- To continue to focus on feeling well mentally and physically.
- Continuing to seek more profound spiritual experiences, diving more deeply into my faith.
What is coming up for HBLogs in 2021?
When it comes to career and business, there is even more pressure to have concrete goals for the New Year. Things like: get to (insert number here) subscribers, write X many articles etc. But I don’t want my career and business to come down to numbers, although numbers can help us assess whether others are enjoying our content, it can also create so much stress that we lose sight of why we started creating in the first place. This year, I don’t want to focus too much on the numbers, as at times I did this past year.

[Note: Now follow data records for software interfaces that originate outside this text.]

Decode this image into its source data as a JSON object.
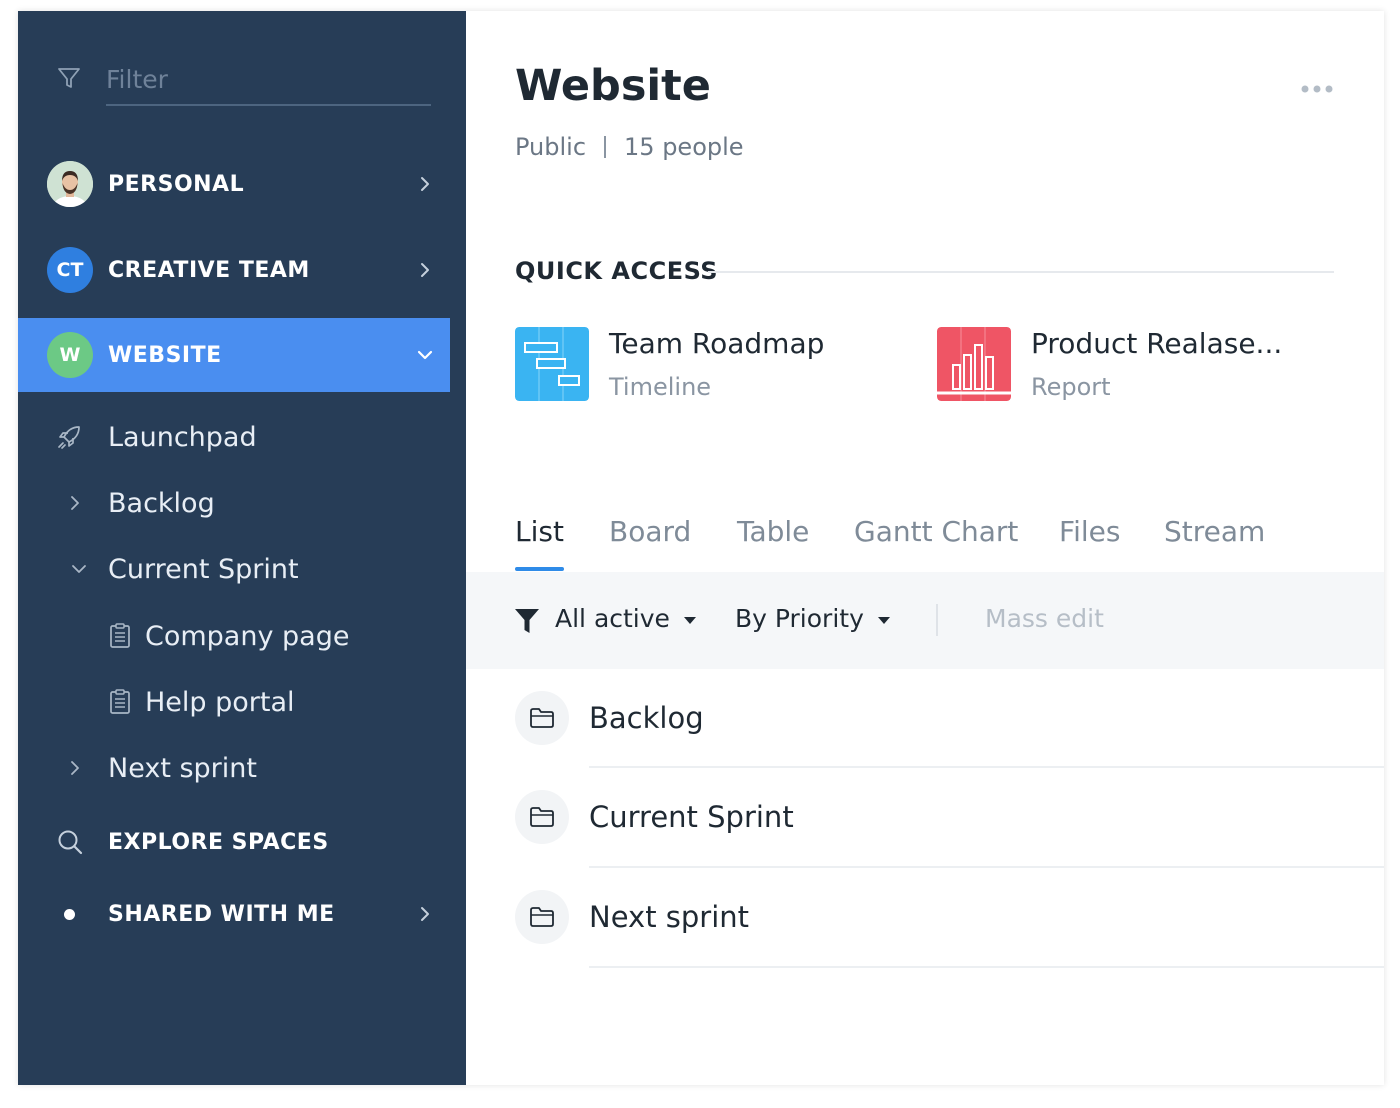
{
  "sidebar": {
    "filter_placeholder": "Filter",
    "spaces": [
      {
        "label": "PERSONAL",
        "avatar": "photo",
        "avatar_bg": "#d0e3d5"
      },
      {
        "label": "CREATIVE TEAM",
        "avatar_text": "CT",
        "avatar_bg": "#2f7fe0"
      },
      {
        "label": "WEBSITE",
        "avatar_text": "W",
        "avatar_bg": "#6cc985",
        "active": true
      }
    ],
    "tree": {
      "launchpad": "Launchpad",
      "backlog": "Backlog",
      "current_sprint": "Current Sprint",
      "company_page": "Company page",
      "help_portal": "Help portal",
      "next_sprint": "Next sprint"
    },
    "explore": "EXPLORE SPACES",
    "shared": "SHARED WITH ME"
  },
  "main": {
    "title": "Website",
    "visibility": "Public",
    "people": "15 people",
    "quick_access_title": "QUICK ACCESS",
    "quick_access": [
      {
        "name": "Team Roadmap",
        "type": "Timeline",
        "color": "#3ab4f2"
      },
      {
        "name": "Product Realase...",
        "type": "Report",
        "color": "#ef5565"
      }
    ],
    "tabs": [
      "List",
      "Board",
      "Table",
      "Gantt Chart",
      "Files",
      "Stream"
    ],
    "toolbar": {
      "filter": "All active",
      "sort": "By Priority",
      "mass_edit": "Mass edit"
    },
    "folders": [
      "Backlog",
      "Current Sprint",
      "Next sprint"
    ]
  },
  "colors": {
    "sidebar_bg": "#273d57",
    "active_bg": "#4a8ef0",
    "accent": "#2f8be8"
  }
}
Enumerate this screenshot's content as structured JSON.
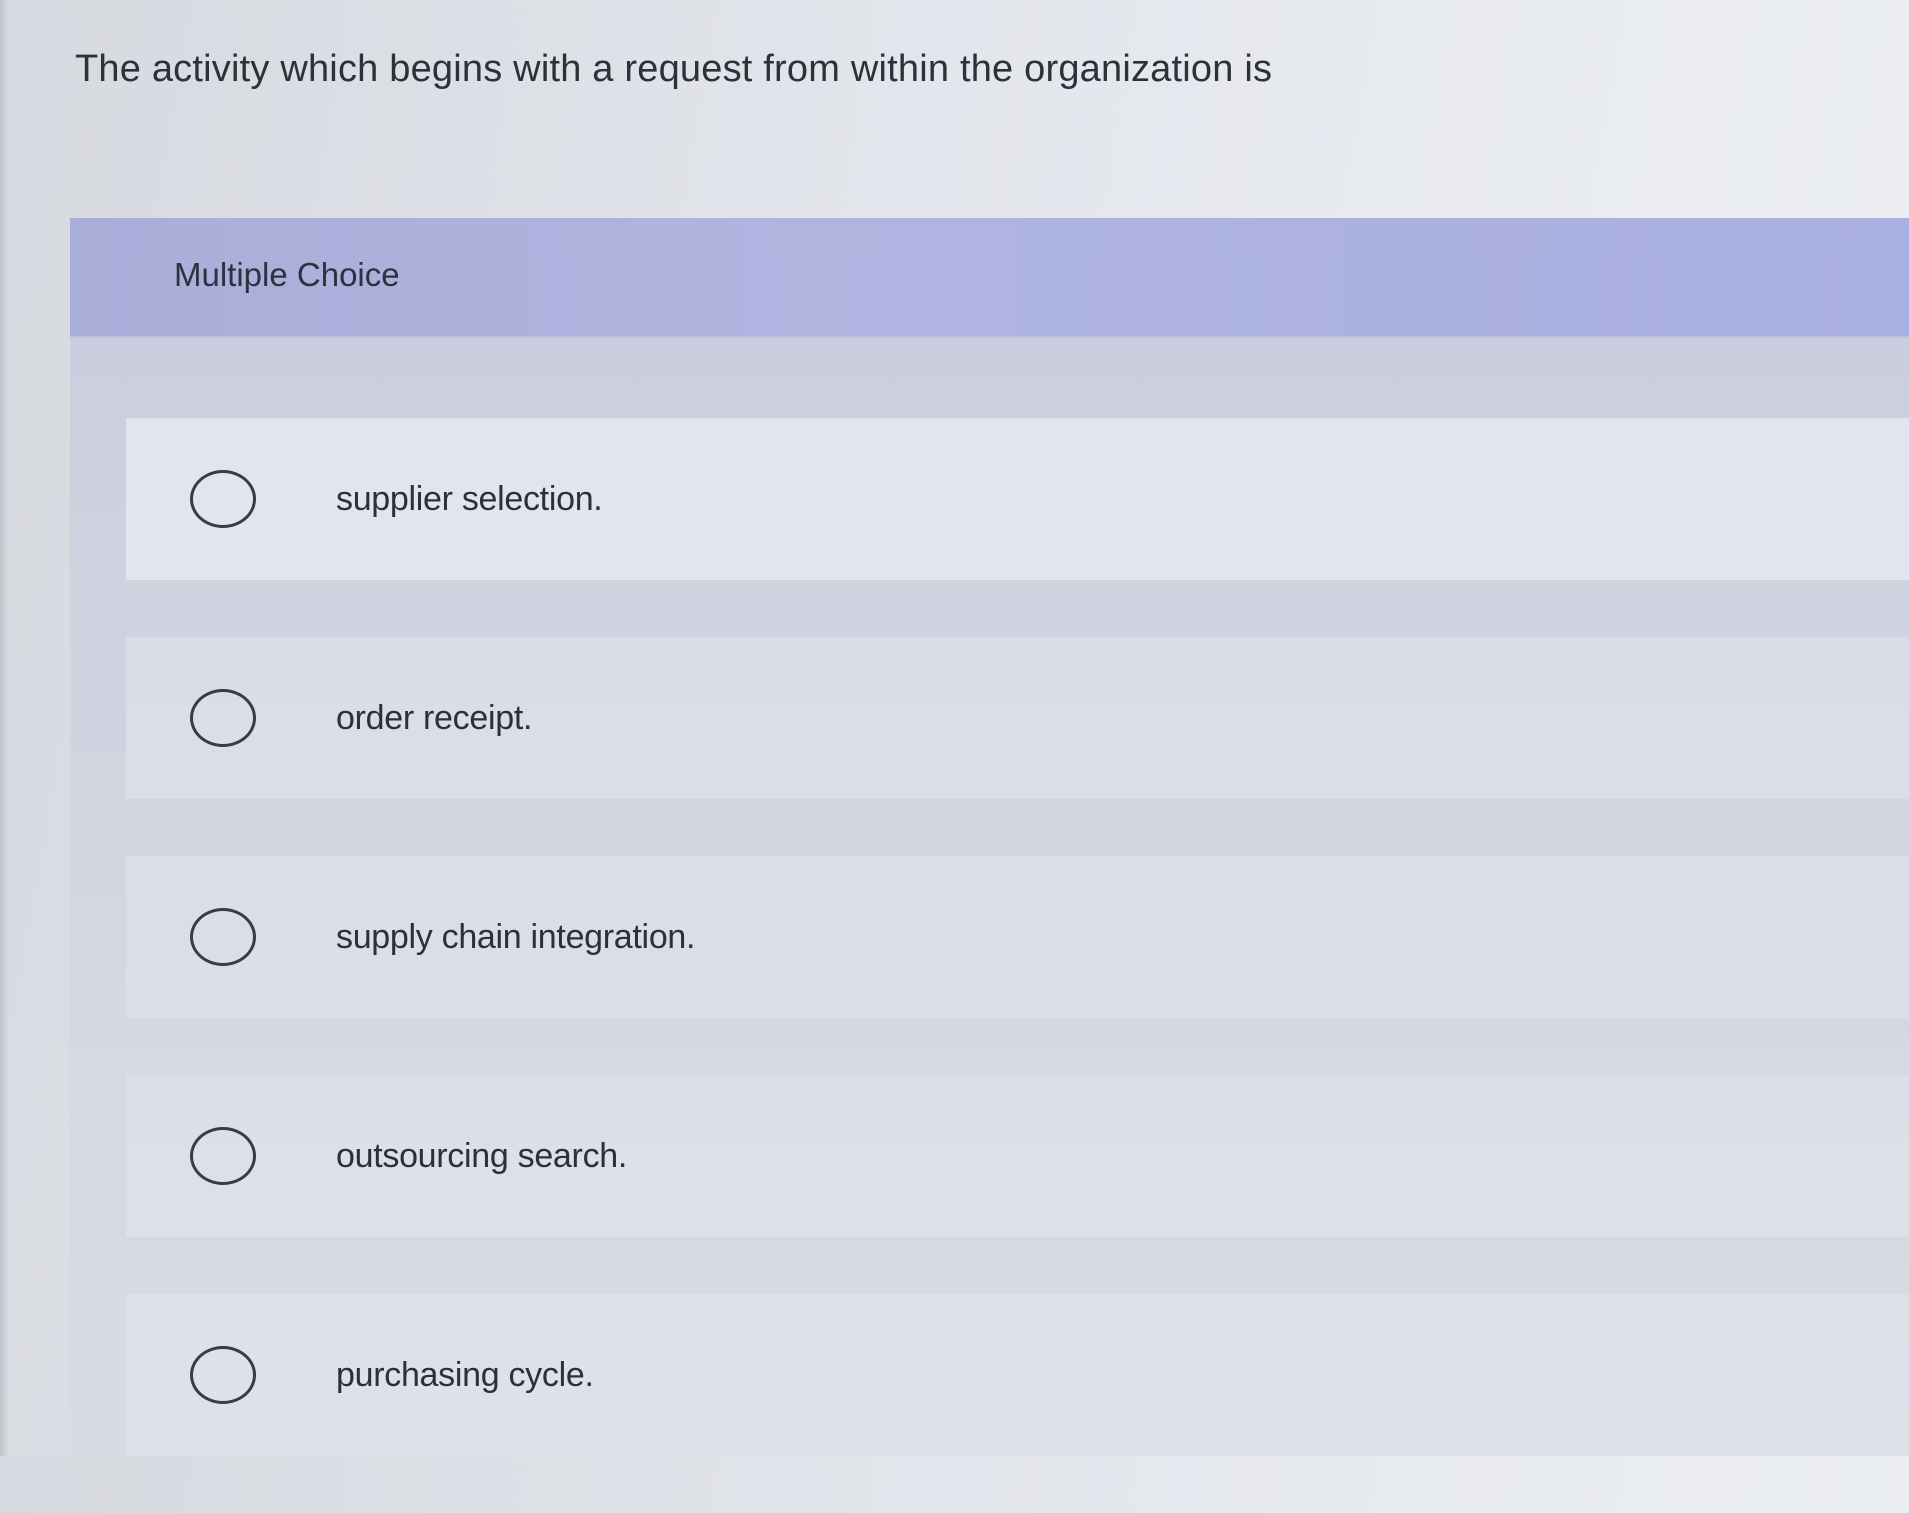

I want to dig deeper into why I made HBLogs which was to share my experiences in trying to find a better way to live, one that not only makes me happy, but leads to a more profound sense of fulfillment, and contributes to a more ethical world for everyone. And by sharing these thoughts and experiences, to help others live a life that works to better their mental and physical wellbeing and leads to a more fulfilled existence. I want to contribute to a world where we don’t just move through life but live it and live it well in all senses of the word.
A little more specifically, I also want to have more space for creativity, particularly creative writing and art, to accompany and further express my reflections on life. As part of this I will be launching a lot of new content and projects in the new year and I can’t wait to share them with all of you and to see what you think of them!
I have so many dreams and wishes for where I want to see this blog go. Certainly more than I can fit into one year. My biggest hope and goal is to continue to foster growth in this community and space, and being open to what form and direction that might take.
Wherever you are I’m wishing you a Happy New Year from the bottom of my heart. We did it, we made it through to the other side of 2020! As I said to my colleagues on the last day of work, “We made it to the finish line!”.
I hope the energy and promise of the new year gives you even just a sprinkle of rejuvenation and maybe even some healing from the hardships of this past year. I for one can’t wait to see where it takes us, and no matter what, it’s sure to be an adventure.